- [Task]: Could you write out every entry exactly as it stands?

_ _ _

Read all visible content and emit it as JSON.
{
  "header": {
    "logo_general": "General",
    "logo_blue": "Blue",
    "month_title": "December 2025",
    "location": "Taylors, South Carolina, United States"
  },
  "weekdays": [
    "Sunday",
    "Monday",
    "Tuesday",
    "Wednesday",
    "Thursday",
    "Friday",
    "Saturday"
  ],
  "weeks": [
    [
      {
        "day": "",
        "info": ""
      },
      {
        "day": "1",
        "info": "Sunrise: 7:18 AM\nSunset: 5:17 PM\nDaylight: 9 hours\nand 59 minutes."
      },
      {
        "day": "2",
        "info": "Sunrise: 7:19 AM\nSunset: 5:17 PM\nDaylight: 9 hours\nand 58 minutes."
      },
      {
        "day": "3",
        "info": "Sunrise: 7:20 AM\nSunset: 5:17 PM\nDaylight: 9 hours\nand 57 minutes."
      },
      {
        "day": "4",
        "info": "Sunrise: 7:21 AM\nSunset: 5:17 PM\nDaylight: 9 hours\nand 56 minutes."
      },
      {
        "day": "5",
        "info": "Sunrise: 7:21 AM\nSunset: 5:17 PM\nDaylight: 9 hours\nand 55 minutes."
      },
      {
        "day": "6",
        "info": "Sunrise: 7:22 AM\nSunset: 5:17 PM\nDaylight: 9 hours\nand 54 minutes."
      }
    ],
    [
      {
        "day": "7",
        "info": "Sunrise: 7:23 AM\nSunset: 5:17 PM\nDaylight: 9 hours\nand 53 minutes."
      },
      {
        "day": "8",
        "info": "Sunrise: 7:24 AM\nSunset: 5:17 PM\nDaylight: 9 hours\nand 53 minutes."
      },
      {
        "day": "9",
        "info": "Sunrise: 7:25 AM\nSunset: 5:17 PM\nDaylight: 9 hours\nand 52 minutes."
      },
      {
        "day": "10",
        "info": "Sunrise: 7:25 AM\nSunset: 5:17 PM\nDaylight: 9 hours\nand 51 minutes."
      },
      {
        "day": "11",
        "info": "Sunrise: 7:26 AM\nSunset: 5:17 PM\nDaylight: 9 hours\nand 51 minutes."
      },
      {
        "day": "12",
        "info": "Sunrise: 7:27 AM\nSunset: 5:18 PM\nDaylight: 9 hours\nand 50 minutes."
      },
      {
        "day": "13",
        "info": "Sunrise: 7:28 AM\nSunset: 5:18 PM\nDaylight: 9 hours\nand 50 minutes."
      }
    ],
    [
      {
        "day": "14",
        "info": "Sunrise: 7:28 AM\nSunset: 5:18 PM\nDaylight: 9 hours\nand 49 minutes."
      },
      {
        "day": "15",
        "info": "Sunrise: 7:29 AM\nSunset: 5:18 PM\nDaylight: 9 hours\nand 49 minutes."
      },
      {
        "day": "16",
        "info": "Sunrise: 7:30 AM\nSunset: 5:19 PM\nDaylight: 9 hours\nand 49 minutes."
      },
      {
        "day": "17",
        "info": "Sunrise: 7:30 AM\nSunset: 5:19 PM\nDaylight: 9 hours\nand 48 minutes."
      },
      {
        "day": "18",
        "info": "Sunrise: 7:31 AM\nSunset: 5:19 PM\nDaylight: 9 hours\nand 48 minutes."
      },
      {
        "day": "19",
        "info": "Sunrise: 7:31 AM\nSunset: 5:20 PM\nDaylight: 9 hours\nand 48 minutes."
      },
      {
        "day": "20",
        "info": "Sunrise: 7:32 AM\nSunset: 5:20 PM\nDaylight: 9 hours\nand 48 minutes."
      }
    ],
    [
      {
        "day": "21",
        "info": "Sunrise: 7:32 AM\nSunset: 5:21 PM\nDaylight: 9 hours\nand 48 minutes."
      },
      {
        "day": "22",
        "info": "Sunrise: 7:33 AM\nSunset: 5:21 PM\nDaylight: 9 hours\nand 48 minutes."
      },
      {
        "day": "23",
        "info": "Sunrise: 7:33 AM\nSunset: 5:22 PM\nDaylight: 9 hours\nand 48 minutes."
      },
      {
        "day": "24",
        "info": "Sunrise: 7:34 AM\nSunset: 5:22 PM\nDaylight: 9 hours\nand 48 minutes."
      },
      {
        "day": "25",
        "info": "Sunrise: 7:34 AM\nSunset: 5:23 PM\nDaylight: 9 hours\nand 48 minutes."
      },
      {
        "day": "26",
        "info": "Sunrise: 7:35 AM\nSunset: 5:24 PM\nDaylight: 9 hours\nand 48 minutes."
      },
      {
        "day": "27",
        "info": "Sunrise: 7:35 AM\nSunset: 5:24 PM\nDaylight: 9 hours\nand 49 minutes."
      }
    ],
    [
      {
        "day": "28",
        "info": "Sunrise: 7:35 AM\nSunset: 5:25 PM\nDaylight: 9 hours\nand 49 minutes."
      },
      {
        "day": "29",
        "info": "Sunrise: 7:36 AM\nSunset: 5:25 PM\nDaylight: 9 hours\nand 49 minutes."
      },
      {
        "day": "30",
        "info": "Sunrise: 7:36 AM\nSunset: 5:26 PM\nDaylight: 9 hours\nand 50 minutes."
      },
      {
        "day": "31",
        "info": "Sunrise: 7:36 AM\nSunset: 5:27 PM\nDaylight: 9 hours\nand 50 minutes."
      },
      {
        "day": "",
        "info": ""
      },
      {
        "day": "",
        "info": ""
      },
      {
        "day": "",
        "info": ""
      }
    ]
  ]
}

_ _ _

- [Problem solution]:
Read all visible content and emit it as JSON.
{
  "header": {
    "logo_general": "General",
    "logo_blue": "Blue",
    "month_title": "December 2025",
    "location": "Taylors, South Carolina, United States"
  },
  "weekdays": [
    "Sunday",
    "Monday",
    "Tuesday",
    "Wednesday",
    "Thursday",
    "Friday",
    "Saturday"
  ],
  "weeks": [
    [
      {
        "day": "",
        "info": ""
      },
      {
        "day": "1",
        "info": "Sunrise: 7:18 AM\nSunset: 5:17 PM\nDaylight: 9 hours\nand 59 minutes."
      },
      {
        "day": "2",
        "info": "Sunrise: 7:19 AM\nSunset: 5:17 PM\nDaylight: 9 hours\nand 58 minutes."
      },
      {
        "day": "3",
        "info": "Sunrise: 7:20 AM\nSunset: 5:17 PM\nDaylight: 9 hours\nand 57 minutes."
      },
      {
        "day": "4",
        "info": "Sunrise: 7:21 AM\nSunset: 5:17 PM\nDaylight: 9 hours\nand 56 minutes."
      },
      {
        "day": "5",
        "info": "Sunrise: 7:21 AM\nSunset: 5:17 PM\nDaylight: 9 hours\nand 55 minutes."
      },
      {
        "day": "6",
        "info": "Sunrise: 7:22 AM\nSunset: 5:17 PM\nDaylight: 9 hours\nand 54 minutes."
      }
    ],
    [
      {
        "day": "7",
        "info": "Sunrise: 7:23 AM\nSunset: 5:17 PM\nDaylight: 9 hours\nand 53 minutes."
      },
      {
        "day": "8",
        "info": "Sunrise: 7:24 AM\nSunset: 5:17 PM\nDaylight: 9 hours\nand 53 minutes."
      },
      {
        "day": "9",
        "info": "Sunrise: 7:25 AM\nSunset: 5:17 PM\nDaylight: 9 hours\nand 52 minutes."
      },
      {
        "day": "10",
        "info": "Sunrise: 7:25 AM\nSunset: 5:17 PM\nDaylight: 9 hours\nand 51 minutes."
      },
      {
        "day": "11",
        "info": "Sunrise: 7:26 AM\nSunset: 5:17 PM\nDaylight: 9 hours\nand 51 minutes."
      },
      {
        "day": "12",
        "info": "Sunrise: 7:27 AM\nSunset: 5:18 PM\nDaylight: 9 hours\nand 50 minutes."
      },
      {
        "day": "13",
        "info": "Sunrise: 7:28 AM\nSunset: 5:18 PM\nDaylight: 9 hours\nand 50 minutes."
      }
    ],
    [
      {
        "day": "14",
        "info": "Sunrise: 7:28 AM\nSunset: 5:18 PM\nDaylight: 9 hours\nand 49 minutes."
      },
      {
        "day": "15",
        "info": "Sunrise: 7:29 AM\nSunset: 5:18 PM\nDaylight: 9 hours\nand 49 minutes."
      },
      {
        "day": "16",
        "info": "Sunrise: 7:30 AM\nSunset: 5:19 PM\nDaylight: 9 hours\nand 49 minutes."
      },
      {
        "day": "17",
        "info": "Sunrise: 7:30 AM\nSunset: 5:19 PM\nDaylight: 9 hours\nand 48 minutes."
      },
      {
        "day": "18",
        "info": "Sunrise: 7:31 AM\nSunset: 5:19 PM\nDaylight: 9 hours\nand 48 minutes."
      },
      {
        "day": "19",
        "info": "Sunrise: 7:31 AM\nSunset: 5:20 PM\nDaylight: 9 hours\nand 48 minutes."
      },
      {
        "day": "20",
        "info": "Sunrise: 7:32 AM\nSunset: 5:20 PM\nDaylight: 9 hours\nand 48 minutes."
      }
    ],
    [
      {
        "day": "21",
        "info": "Sunrise: 7:32 AM\nSunset: 5:21 PM\nDaylight: 9 hours\nand 48 minutes."
      },
      {
        "day": "22",
        "info": "Sunrise: 7:33 AM\nSunset: 5:21 PM\nDaylight: 9 hours\nand 48 minutes."
      },
      {
        "day": "23",
        "info": "Sunrise: 7:33 AM\nSunset: 5:22 PM\nDaylight: 9 hours\nand 48 minutes."
      },
      {
        "day": "24",
        "info": "Sunrise: 7:34 AM\nSunset: 5:22 PM\nDaylight: 9 hours\nand 48 minutes."
      },
      {
        "day": "25",
        "info": "Sunrise: 7:34 AM\nSunset: 5:23 PM\nDaylight: 9 hours\nand 48 minutes."
      },
      {
        "day": "26",
        "info": "Sunrise: 7:35 AM\nSunset: 5:24 PM\nDaylight: 9 hours\nand 48 minutes."
      },
      {
        "day": "27",
        "info": "Sunrise: 7:35 AM\nSunset: 5:24 PM\nDaylight: 9 hours\nand 49 minutes."
      }
    ],
    [
      {
        "day": "28",
        "info": "Sunrise: 7:35 AM\nSunset: 5:25 PM\nDaylight: 9 hours\nand 49 minutes."
      },
      {
        "day": "29",
        "info": "Sunrise: 7:36 AM\nSunset: 5:25 PM\nDaylight: 9 hours\nand 49 minutes."
      },
      {
        "day": "30",
        "info": "Sunrise: 7:36 AM\nSunset: 5:26 PM\nDaylight: 9 hours\nand 50 minutes."
      },
      {
        "day": "31",
        "info": "Sunrise: 7:36 AM\nSunset: 5:27 PM\nDaylight: 9 hours\nand 50 minutes."
      },
      {
        "day": "",
        "info": ""
      },
      {
        "day": "",
        "info": ""
      },
      {
        "day": "",
        "info": ""
      }
    ]
  ]
}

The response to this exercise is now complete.